• _Exercise objective_
In the entries below, every line that contains "title" must be located and copied.

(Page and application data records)
__________

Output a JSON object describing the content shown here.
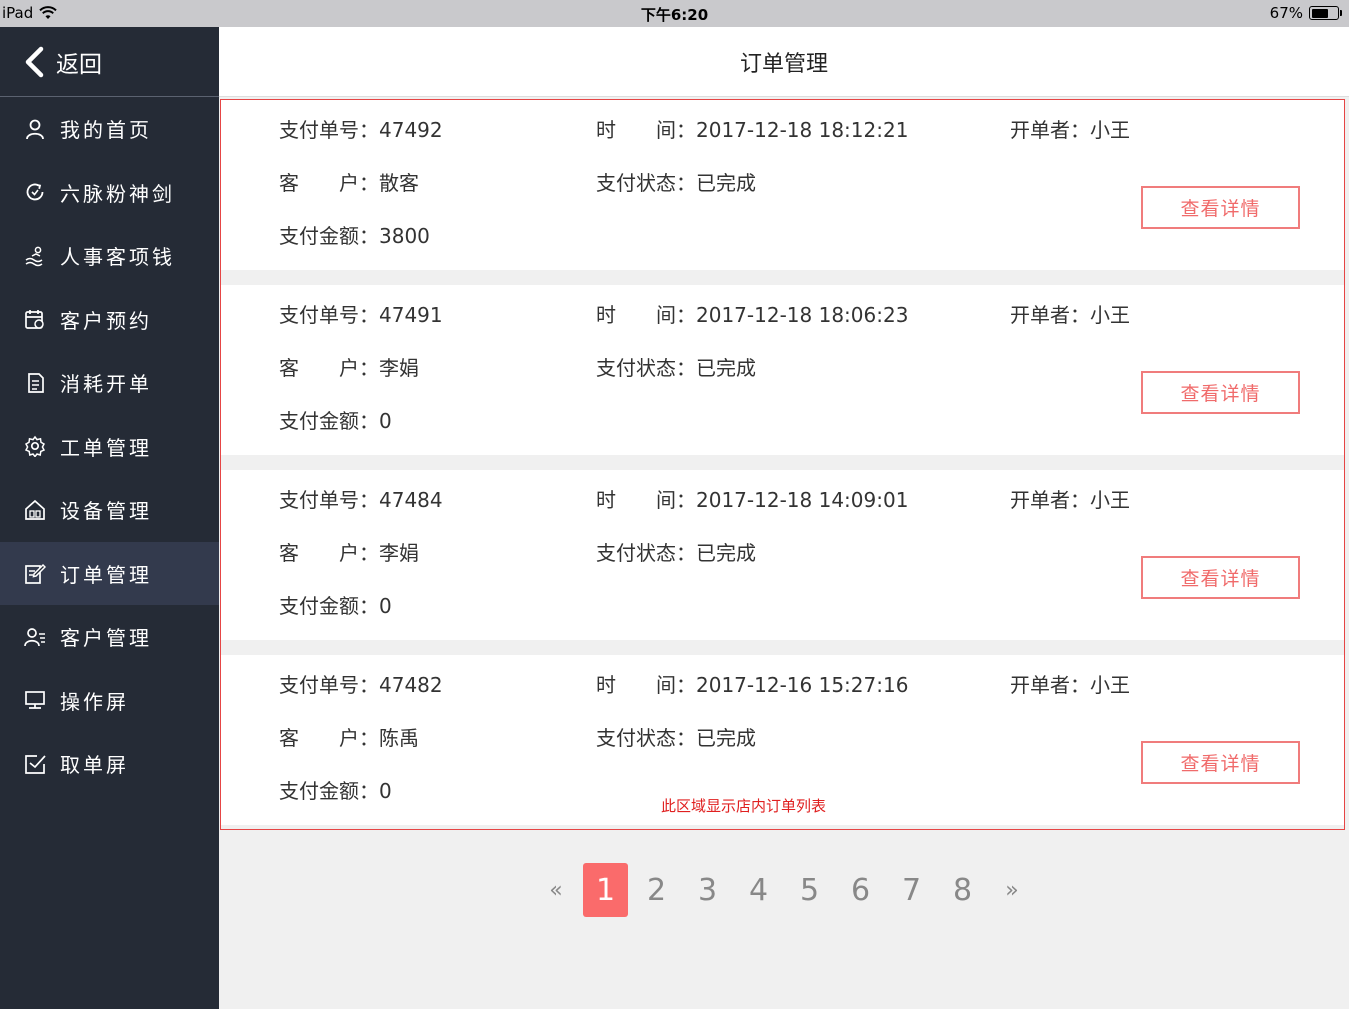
{
  "status_bar": {
    "device": "iPad",
    "time": "下午6:20",
    "battery": "67%",
    "battery_level": 0.67
  },
  "sidebar": {
    "back_label": "返回",
    "items": [
      {
        "label": "我的首页",
        "icon": "user-icon"
      },
      {
        "label": "六脉粉神剑",
        "icon": "refresh-icon"
      },
      {
        "label": "人事客项钱",
        "icon": "people-icon"
      },
      {
        "label": "客户预约",
        "icon": "calendar-icon"
      },
      {
        "label": "消耗开单",
        "icon": "document-icon"
      },
      {
        "label": "工单管理",
        "icon": "gear-icon"
      },
      {
        "label": "设备管理",
        "icon": "home-icon"
      },
      {
        "label": "订单管理",
        "icon": "edit-icon",
        "active": true
      },
      {
        "label": "客户管理",
        "icon": "user-list-icon"
      },
      {
        "label": "操作屏",
        "icon": "monitor-icon"
      },
      {
        "label": "取单屏",
        "icon": "checkbox-icon"
      }
    ]
  },
  "header": {
    "title": "订单管理"
  },
  "labels": {
    "order_no": "支付单号：",
    "time": "时　　间：",
    "operator": "开单者：",
    "customer": "客　　户：",
    "pay_status": "支付状态：",
    "amount": "支付金额：",
    "detail_button": "查看详情"
  },
  "orders": [
    {
      "order_no": "47492",
      "time": "2017-12-18 18:12:21",
      "operator": "小王",
      "customer": "散客",
      "status": "已完成",
      "amount": "3800"
    },
    {
      "order_no": "47491",
      "time": "2017-12-18 18:06:23",
      "operator": "小王",
      "customer": "李娟",
      "status": "已完成",
      "amount": "0"
    },
    {
      "order_no": "47484",
      "time": "2017-12-18 14:09:01",
      "operator": "小王",
      "customer": "李娟",
      "status": "已完成",
      "amount": "0"
    },
    {
      "order_no": "47482",
      "time": "2017-12-16 15:27:16",
      "operator": "小王",
      "customer": "陈禹",
      "status": "已完成",
      "amount": "0"
    }
  ],
  "annotation": "此区域显示店内订单列表",
  "pagination": {
    "prev": "«",
    "next": "»",
    "pages": [
      "1",
      "2",
      "3",
      "4",
      "5",
      "6",
      "7",
      "8"
    ],
    "current": "1"
  },
  "colors": {
    "sidebar_bg": "#252b36",
    "sidebar_active": "#333a4d",
    "accent": "#fa6b6b",
    "annotation": "#e02020"
  }
}
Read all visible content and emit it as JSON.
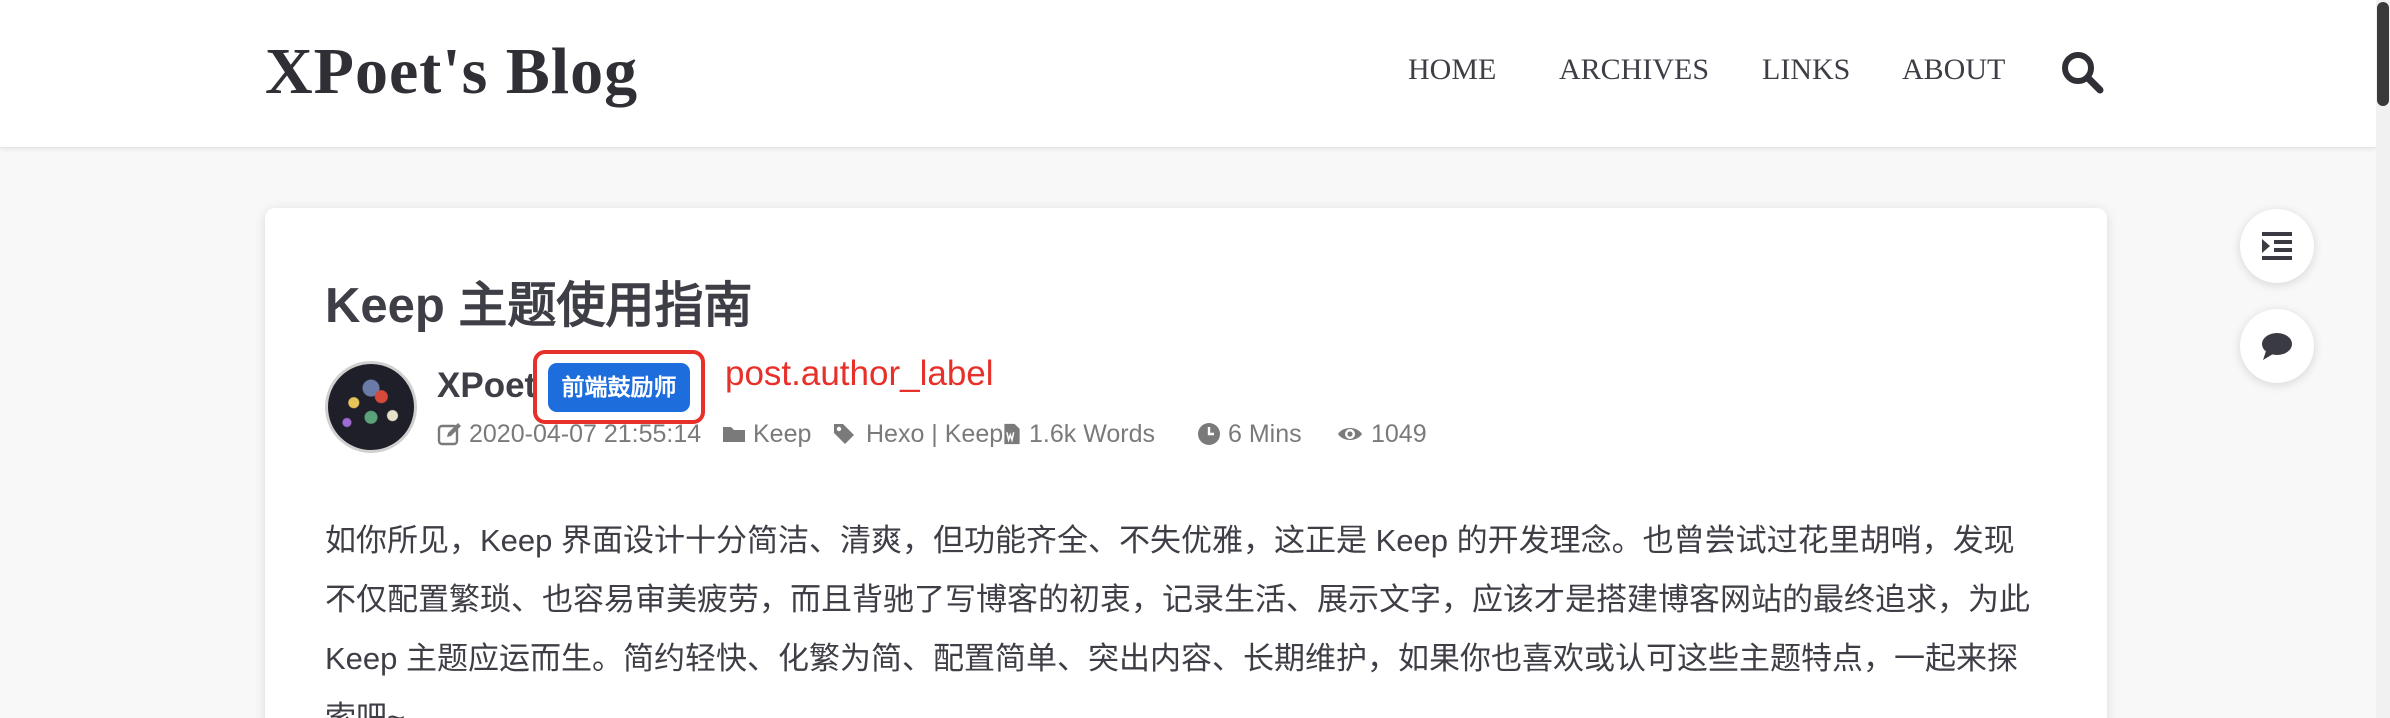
{
  "site": {
    "title": "XPoet's Blog"
  },
  "nav": {
    "items": [
      {
        "label": "HOME"
      },
      {
        "label": "ARCHIVES"
      },
      {
        "label": "LINKS"
      },
      {
        "label": "ABOUT"
      }
    ],
    "search_icon": "search-icon"
  },
  "post": {
    "title": "Keep 主题使用指南",
    "author_name": "XPoet",
    "author_label": "前端鼓励师",
    "annotation": "post.author_label",
    "meta": {
      "date": "2020-04-07 21:55:14",
      "category": "Keep",
      "tags": "Hexo | Keep",
      "words": "1.6k Words",
      "read_time": "6 Mins",
      "views": "1049"
    },
    "paragraph": "如你所见，Keep 界面设计十分简洁、清爽，但功能齐全、不失优雅，这正是 Keep 的开发理念。也曾尝试过花里胡哨，发现不仅配置繁琐、也容易审美疲劳，而且背驰了写博客的初衷，记录生活、展示文字，应该才是搭建博客网站的最终追求，为此 Keep 主题应运而生。简约轻快、化繁为简、配置简单、突出内容、长期维护，如果你也喜欢或认可这些主题特点，一起来探索吧~"
  },
  "tools": {
    "toc_icon": "toc-icon",
    "comment_icon": "comment-icon"
  },
  "colors": {
    "author_label_bg": "#1d6ddc",
    "annotation_red": "#e8302a",
    "text_dark": "#3e3e46",
    "meta_gray": "#7a7a7a"
  }
}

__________

• _Your response_
    "title": "订单管理"
    "title": "XPoet's Blog"
    "title": "Keep 主题使用指南",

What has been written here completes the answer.